__TASK__
What is needed is a faithful copy of all the entries, with no pictures in it.

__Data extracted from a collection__

+ + + + +

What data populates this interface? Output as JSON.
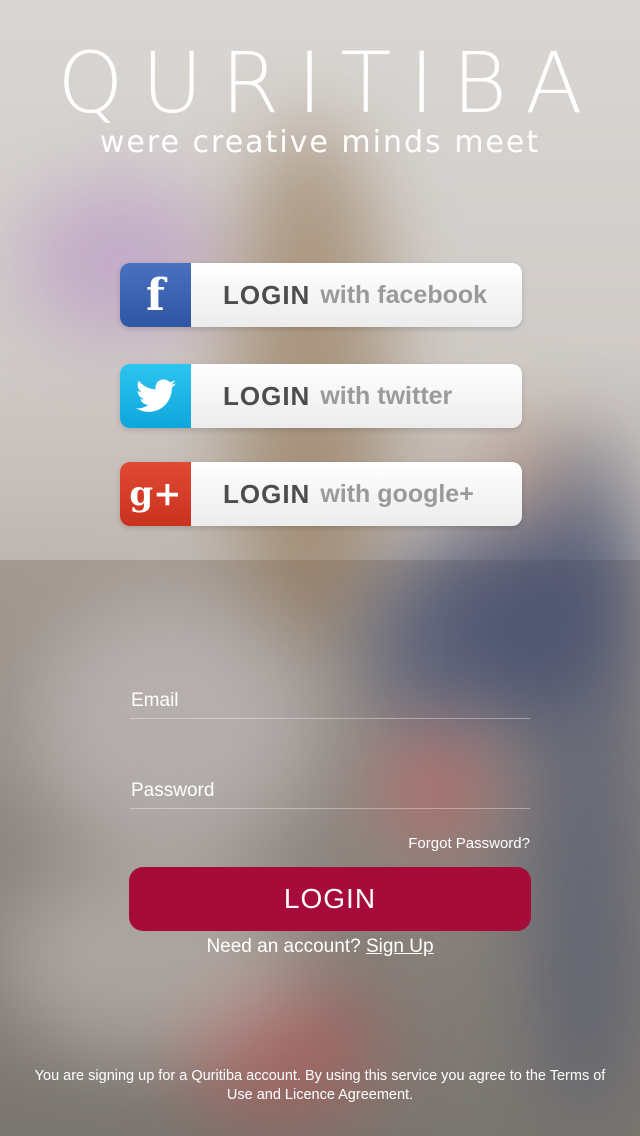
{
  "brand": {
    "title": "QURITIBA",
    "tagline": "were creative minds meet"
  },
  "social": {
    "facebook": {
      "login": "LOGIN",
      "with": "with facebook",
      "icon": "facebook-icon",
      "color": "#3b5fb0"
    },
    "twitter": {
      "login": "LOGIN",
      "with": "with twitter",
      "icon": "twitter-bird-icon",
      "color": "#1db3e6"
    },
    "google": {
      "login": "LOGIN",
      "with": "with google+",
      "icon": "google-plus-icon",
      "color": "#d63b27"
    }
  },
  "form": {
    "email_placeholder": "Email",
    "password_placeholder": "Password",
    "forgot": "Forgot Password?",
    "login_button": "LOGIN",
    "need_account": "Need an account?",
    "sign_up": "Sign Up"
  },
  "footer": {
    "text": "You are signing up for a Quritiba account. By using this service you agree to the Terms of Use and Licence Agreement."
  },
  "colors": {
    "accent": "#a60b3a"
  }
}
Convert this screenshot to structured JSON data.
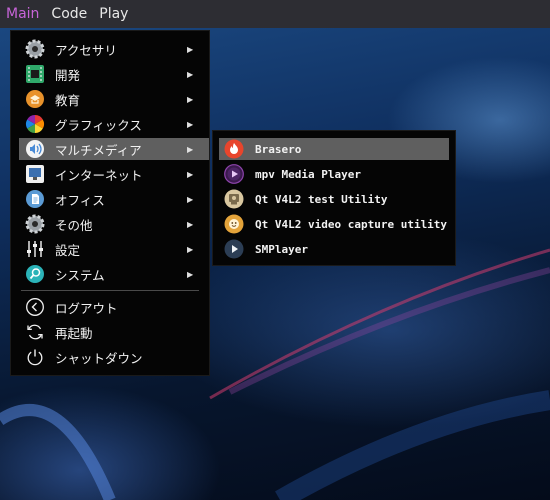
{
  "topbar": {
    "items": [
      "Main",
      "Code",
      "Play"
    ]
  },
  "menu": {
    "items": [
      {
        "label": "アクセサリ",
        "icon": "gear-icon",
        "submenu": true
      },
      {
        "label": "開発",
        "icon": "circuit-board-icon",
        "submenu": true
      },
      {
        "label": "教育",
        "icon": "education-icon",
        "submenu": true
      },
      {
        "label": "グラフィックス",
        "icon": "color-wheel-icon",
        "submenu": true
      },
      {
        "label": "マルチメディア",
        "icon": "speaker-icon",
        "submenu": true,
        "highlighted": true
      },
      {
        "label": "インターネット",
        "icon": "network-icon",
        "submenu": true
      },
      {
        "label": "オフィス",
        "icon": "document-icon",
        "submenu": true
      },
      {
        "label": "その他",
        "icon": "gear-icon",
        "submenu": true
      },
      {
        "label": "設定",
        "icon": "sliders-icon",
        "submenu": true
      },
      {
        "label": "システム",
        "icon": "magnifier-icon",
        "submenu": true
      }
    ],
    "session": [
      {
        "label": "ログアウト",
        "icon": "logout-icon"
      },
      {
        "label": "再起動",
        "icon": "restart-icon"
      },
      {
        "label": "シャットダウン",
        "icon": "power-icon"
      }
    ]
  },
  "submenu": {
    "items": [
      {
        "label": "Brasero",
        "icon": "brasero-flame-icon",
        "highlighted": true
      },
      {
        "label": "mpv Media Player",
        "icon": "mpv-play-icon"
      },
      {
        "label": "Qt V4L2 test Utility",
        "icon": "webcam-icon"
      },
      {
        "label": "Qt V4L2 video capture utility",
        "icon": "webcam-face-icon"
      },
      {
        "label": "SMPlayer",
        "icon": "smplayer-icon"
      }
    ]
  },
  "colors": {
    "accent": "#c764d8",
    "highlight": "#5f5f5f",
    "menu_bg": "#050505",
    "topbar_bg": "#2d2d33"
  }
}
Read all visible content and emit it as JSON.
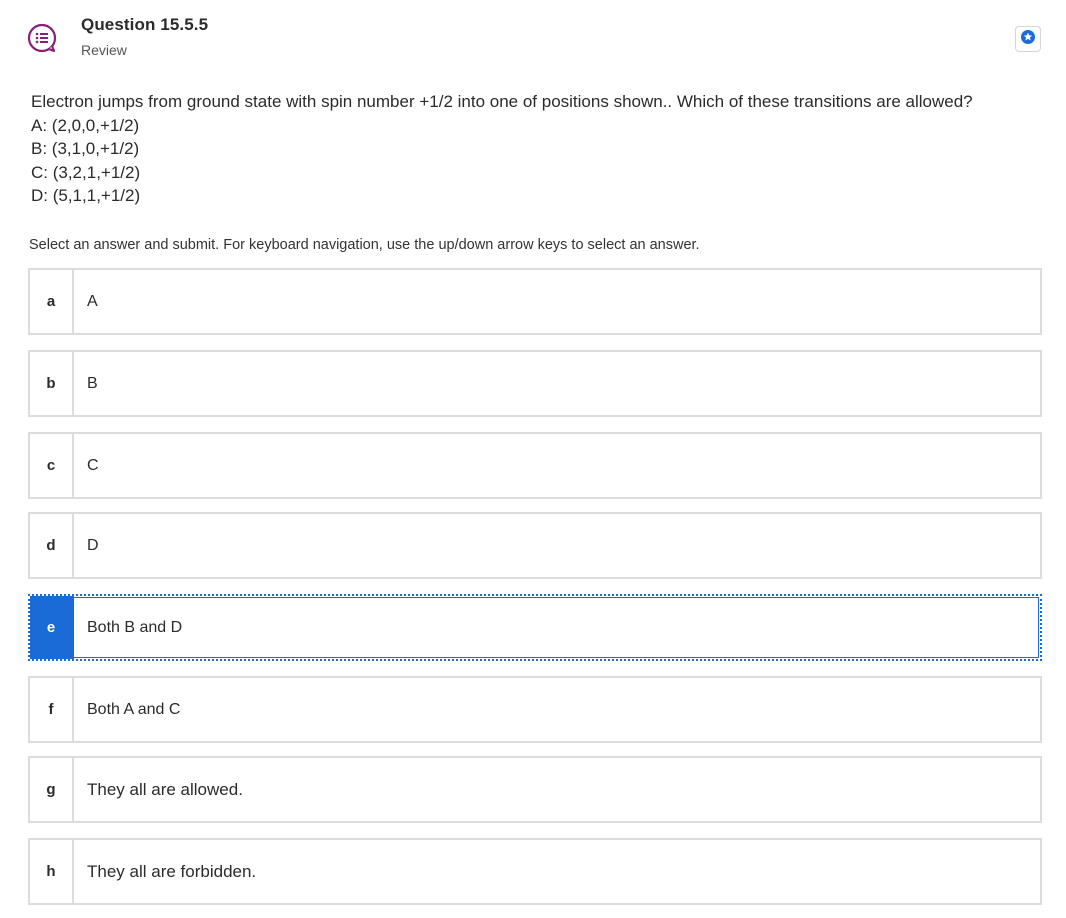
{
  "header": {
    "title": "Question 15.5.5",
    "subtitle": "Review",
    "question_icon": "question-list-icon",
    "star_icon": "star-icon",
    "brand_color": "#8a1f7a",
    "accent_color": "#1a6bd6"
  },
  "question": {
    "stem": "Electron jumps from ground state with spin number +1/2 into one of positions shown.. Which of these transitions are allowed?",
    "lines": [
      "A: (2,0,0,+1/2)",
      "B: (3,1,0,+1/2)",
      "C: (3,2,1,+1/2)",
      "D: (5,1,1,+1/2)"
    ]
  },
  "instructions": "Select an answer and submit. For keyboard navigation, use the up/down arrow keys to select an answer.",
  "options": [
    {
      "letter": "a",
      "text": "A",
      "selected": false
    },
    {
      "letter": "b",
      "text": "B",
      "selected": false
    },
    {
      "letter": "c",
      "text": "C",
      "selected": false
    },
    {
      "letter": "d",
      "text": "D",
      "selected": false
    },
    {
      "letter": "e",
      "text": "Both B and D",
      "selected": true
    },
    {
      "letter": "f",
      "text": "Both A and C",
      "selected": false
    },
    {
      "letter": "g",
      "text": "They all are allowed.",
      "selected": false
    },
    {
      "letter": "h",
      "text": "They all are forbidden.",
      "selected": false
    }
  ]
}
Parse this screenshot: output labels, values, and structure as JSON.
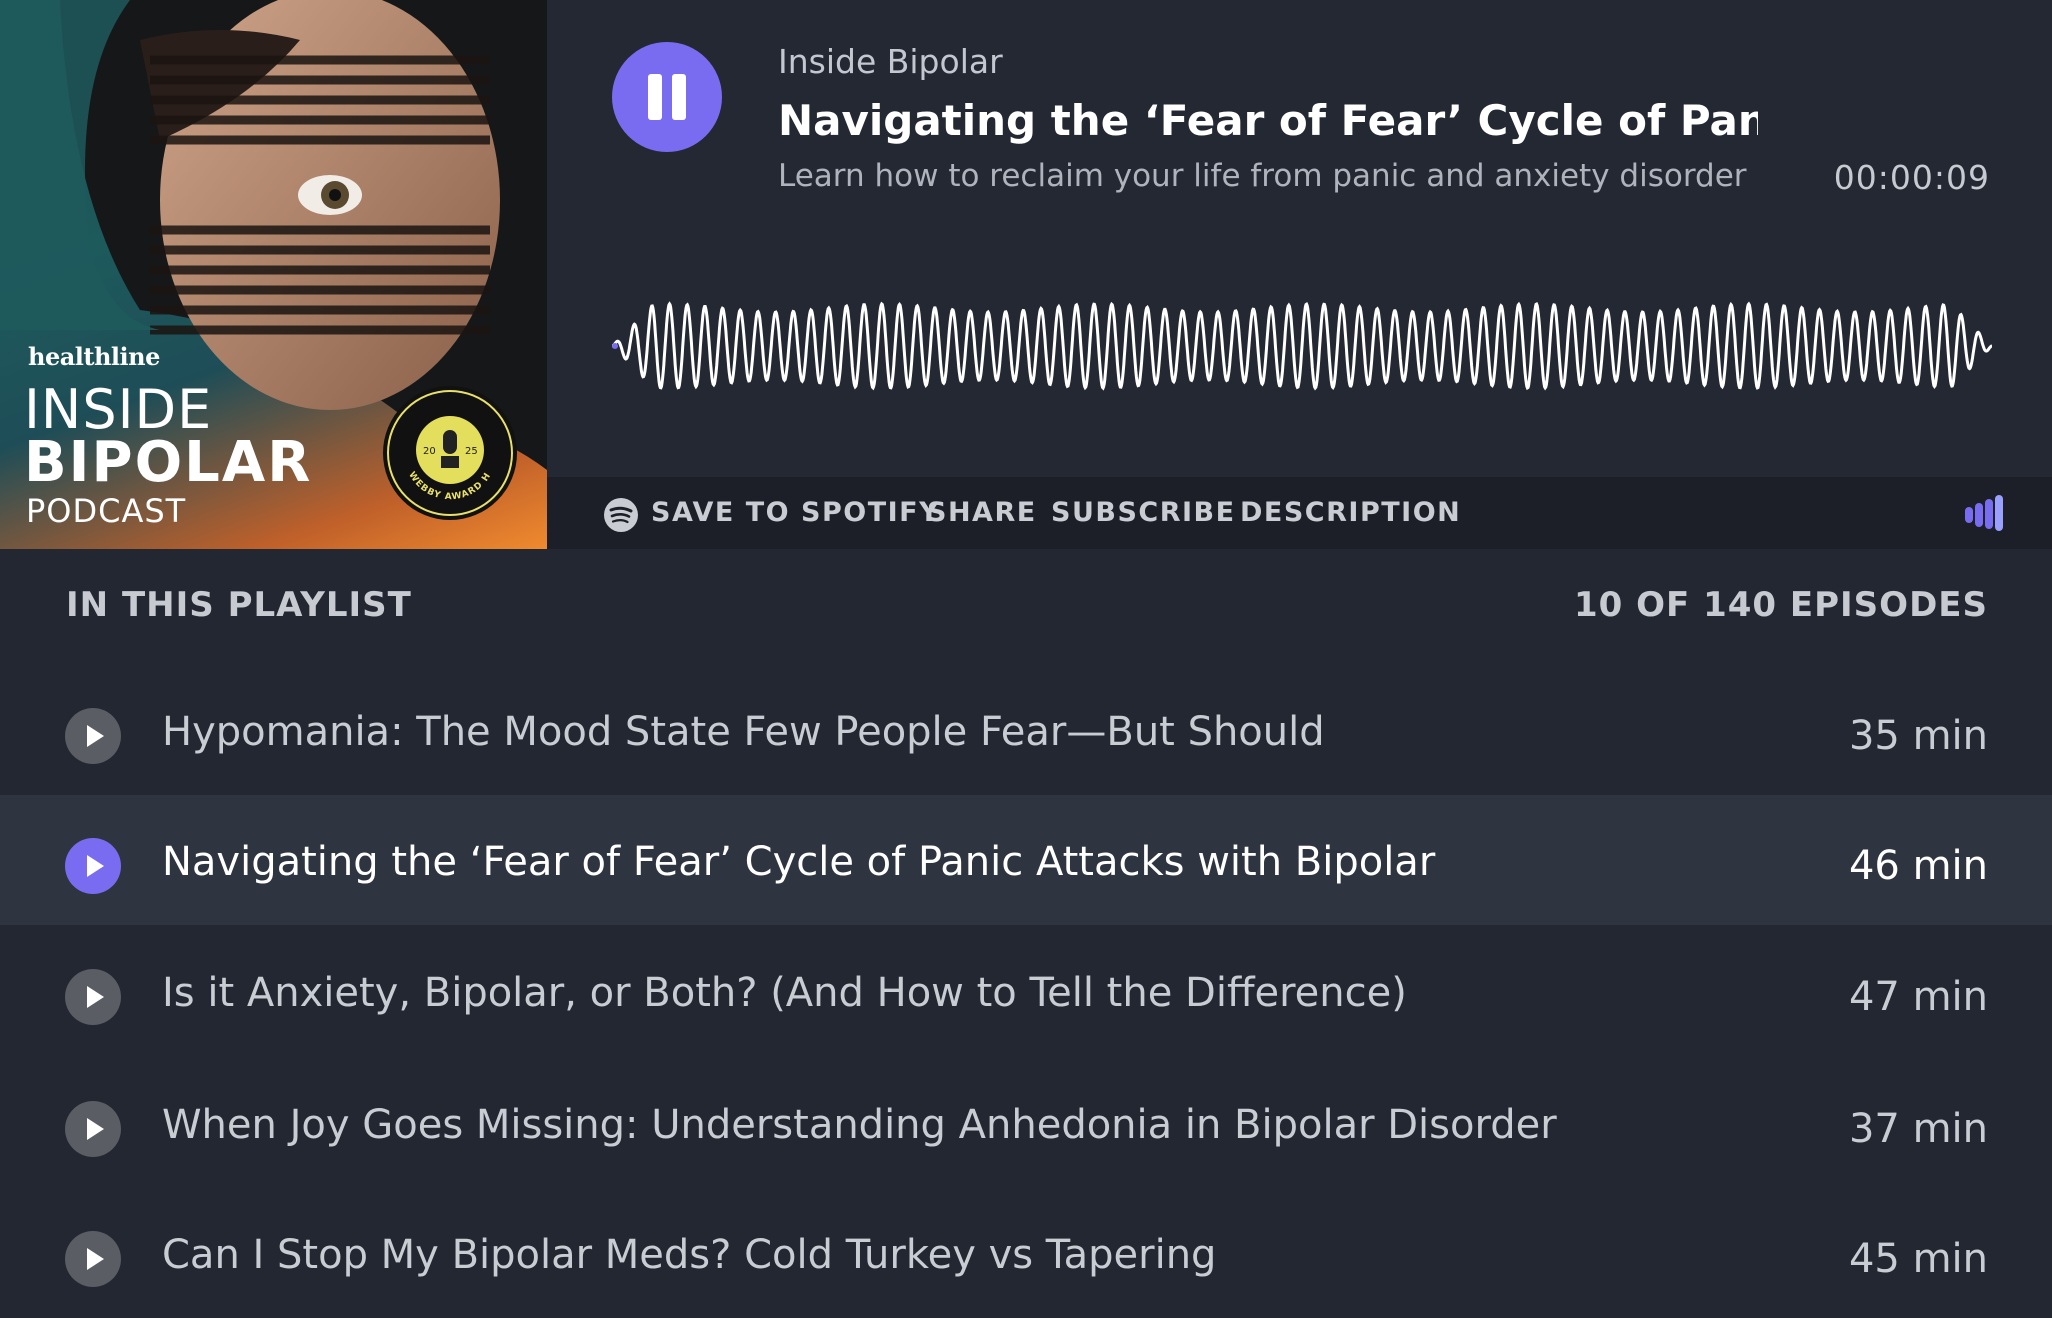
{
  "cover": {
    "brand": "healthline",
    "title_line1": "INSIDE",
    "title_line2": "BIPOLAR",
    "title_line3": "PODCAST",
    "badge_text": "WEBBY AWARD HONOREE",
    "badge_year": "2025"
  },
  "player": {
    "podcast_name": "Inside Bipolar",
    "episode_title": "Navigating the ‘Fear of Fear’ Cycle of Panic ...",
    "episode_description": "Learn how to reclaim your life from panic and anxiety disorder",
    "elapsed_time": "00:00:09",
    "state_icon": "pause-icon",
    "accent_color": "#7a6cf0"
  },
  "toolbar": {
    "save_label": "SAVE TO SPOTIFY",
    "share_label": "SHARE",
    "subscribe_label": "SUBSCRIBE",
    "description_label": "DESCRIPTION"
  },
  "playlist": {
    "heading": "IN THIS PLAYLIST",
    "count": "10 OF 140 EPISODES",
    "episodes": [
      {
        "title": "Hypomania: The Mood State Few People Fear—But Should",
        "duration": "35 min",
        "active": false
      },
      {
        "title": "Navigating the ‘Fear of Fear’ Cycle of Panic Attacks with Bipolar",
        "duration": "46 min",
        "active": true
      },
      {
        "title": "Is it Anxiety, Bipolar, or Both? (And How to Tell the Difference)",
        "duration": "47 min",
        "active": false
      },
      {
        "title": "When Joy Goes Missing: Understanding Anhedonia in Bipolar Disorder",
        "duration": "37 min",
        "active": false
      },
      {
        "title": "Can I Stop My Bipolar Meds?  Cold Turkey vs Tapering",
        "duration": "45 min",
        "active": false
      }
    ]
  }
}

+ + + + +

__RESPONSE TO THIS EXERCISE__
What data populates this interface? Output as JSON.
{
  "brand": {
    "title": "QURITIBA",
    "tagline": "were creative minds meet"
  },
  "social": {
    "facebook": {
      "login": "LOGIN",
      "with": "with facebook",
      "icon": "facebook-icon",
      "color": "#3b5fb0"
    },
    "twitter": {
      "login": "LOGIN",
      "with": "with twitter",
      "icon": "twitter-bird-icon",
      "color": "#1db3e6"
    },
    "google": {
      "login": "LOGIN",
      "with": "with google+",
      "icon": "google-plus-icon",
      "color": "#d63b27"
    }
  },
  "form": {
    "email_placeholder": "Email",
    "password_placeholder": "Password",
    "forgot": "Forgot Password?",
    "login_button": "LOGIN",
    "need_account": "Need an account?",
    "sign_up": "Sign Up"
  },
  "footer": {
    "text": "You are signing up for a Quritiba account. By using this service you agree to the Terms of Use and Licence Agreement."
  },
  "colors": {
    "accent": "#a60b3a"
  }
}
Convert this screenshot to structured JSON data.
{
  "topbar": {
    "items": [
      "Main",
      "Code",
      "Play"
    ]
  },
  "menu": {
    "items": [
      {
        "label": "アクセサリ",
        "icon": "gear-icon",
        "submenu": true
      },
      {
        "label": "開発",
        "icon": "circuit-board-icon",
        "submenu": true
      },
      {
        "label": "教育",
        "icon": "education-icon",
        "submenu": true
      },
      {
        "label": "グラフィックス",
        "icon": "color-wheel-icon",
        "submenu": true
      },
      {
        "label": "マルチメディア",
        "icon": "speaker-icon",
        "submenu": true,
        "highlighted": true
      },
      {
        "label": "インターネット",
        "icon": "network-icon",
        "submenu": true
      },
      {
        "label": "オフィス",
        "icon": "document-icon",
        "submenu": true
      },
      {
        "label": "その他",
        "icon": "gear-icon",
        "submenu": true
      },
      {
        "label": "設定",
        "icon": "sliders-icon",
        "submenu": true
      },
      {
        "label": "システム",
        "icon": "magnifier-icon",
        "submenu": true
      }
    ],
    "session": [
      {
        "label": "ログアウト",
        "icon": "logout-icon"
      },
      {
        "label": "再起動",
        "icon": "restart-icon"
      },
      {
        "label": "シャットダウン",
        "icon": "power-icon"
      }
    ]
  },
  "submenu": {
    "items": [
      {
        "label": "Brasero",
        "icon": "brasero-flame-icon",
        "highlighted": true
      },
      {
        "label": "mpv Media Player",
        "icon": "mpv-play-icon"
      },
      {
        "label": "Qt V4L2 test Utility",
        "icon": "webcam-icon"
      },
      {
        "label": "Qt V4L2 video capture utility",
        "icon": "webcam-face-icon"
      },
      {
        "label": "SMPlayer",
        "icon": "smplayer-icon"
      }
    ]
  },
  "colors": {
    "accent": "#c764d8",
    "highlight": "#5f5f5f",
    "menu_bg": "#050505",
    "topbar_bg": "#2d2d33"
  }
}
Read all visible content and emit it as JSON.
{
  "header": {
    "title": "Question 15.5.5",
    "subtitle": "Review",
    "question_icon": "question-list-icon",
    "star_icon": "star-icon",
    "brand_color": "#8a1f7a",
    "accent_color": "#1a6bd6"
  },
  "question": {
    "stem": "Electron jumps from ground state with spin number +1/2 into one of positions shown.. Which of these transitions are allowed?",
    "lines": [
      "A: (2,0,0,+1/2)",
      "B: (3,1,0,+1/2)",
      "C: (3,2,1,+1/2)",
      "D: (5,1,1,+1/2)"
    ]
  },
  "instructions": "Select an answer and submit. For keyboard navigation, use the up/down arrow keys to select an answer.",
  "options": [
    {
      "letter": "a",
      "text": "A",
      "selected": false
    },
    {
      "letter": "b",
      "text": "B",
      "selected": false
    },
    {
      "letter": "c",
      "text": "C",
      "selected": false
    },
    {
      "letter": "d",
      "text": "D",
      "selected": false
    },
    {
      "letter": "e",
      "text": "Both B and D",
      "selected": true
    },
    {
      "letter": "f",
      "text": "Both A and C",
      "selected": false
    },
    {
      "letter": "g",
      "text": "They all are allowed.",
      "selected": false
    },
    {
      "letter": "h",
      "text": "They all are forbidden.",
      "selected": false
    }
  ]
}
Parse this screenshot: output labels, values, and structure as JSON.
{
  "cover": {
    "brand": "healthline",
    "title_line1": "INSIDE",
    "title_line2": "BIPOLAR",
    "title_line3": "PODCAST",
    "badge_text": "WEBBY AWARD HONOREE",
    "badge_year": "2025"
  },
  "player": {
    "podcast_name": "Inside Bipolar",
    "episode_title": "Navigating the ‘Fear of Fear’ Cycle of Panic ...",
    "episode_description": "Learn how to reclaim your life from panic and anxiety disorder",
    "elapsed_time": "00:00:09",
    "state_icon": "pause-icon",
    "accent_color": "#7a6cf0"
  },
  "toolbar": {
    "save_label": "SAVE TO SPOTIFY",
    "share_label": "SHARE",
    "subscribe_label": "SUBSCRIBE",
    "description_label": "DESCRIPTION"
  },
  "playlist": {
    "heading": "IN THIS PLAYLIST",
    "count": "10 OF 140 EPISODES",
    "episodes": [
      {
        "title": "Hypomania: The Mood State Few People Fear—But Should",
        "duration": "35 min",
        "active": false
      },
      {
        "title": "Navigating the ‘Fear of Fear’ Cycle of Panic Attacks with Bipolar",
        "duration": "46 min",
        "active": true
      },
      {
        "title": "Is it Anxiety, Bipolar, or Both? (And How to Tell the Difference)",
        "duration": "47 min",
        "active": false
      },
      {
        "title": "When Joy Goes Missing: Understanding Anhedonia in Bipolar Disorder",
        "duration": "37 min",
        "active": false
      },
      {
        "title": "Can I Stop My Bipolar Meds?  Cold Turkey vs Tapering",
        "duration": "45 min",
        "active": false
      }
    ]
  }
}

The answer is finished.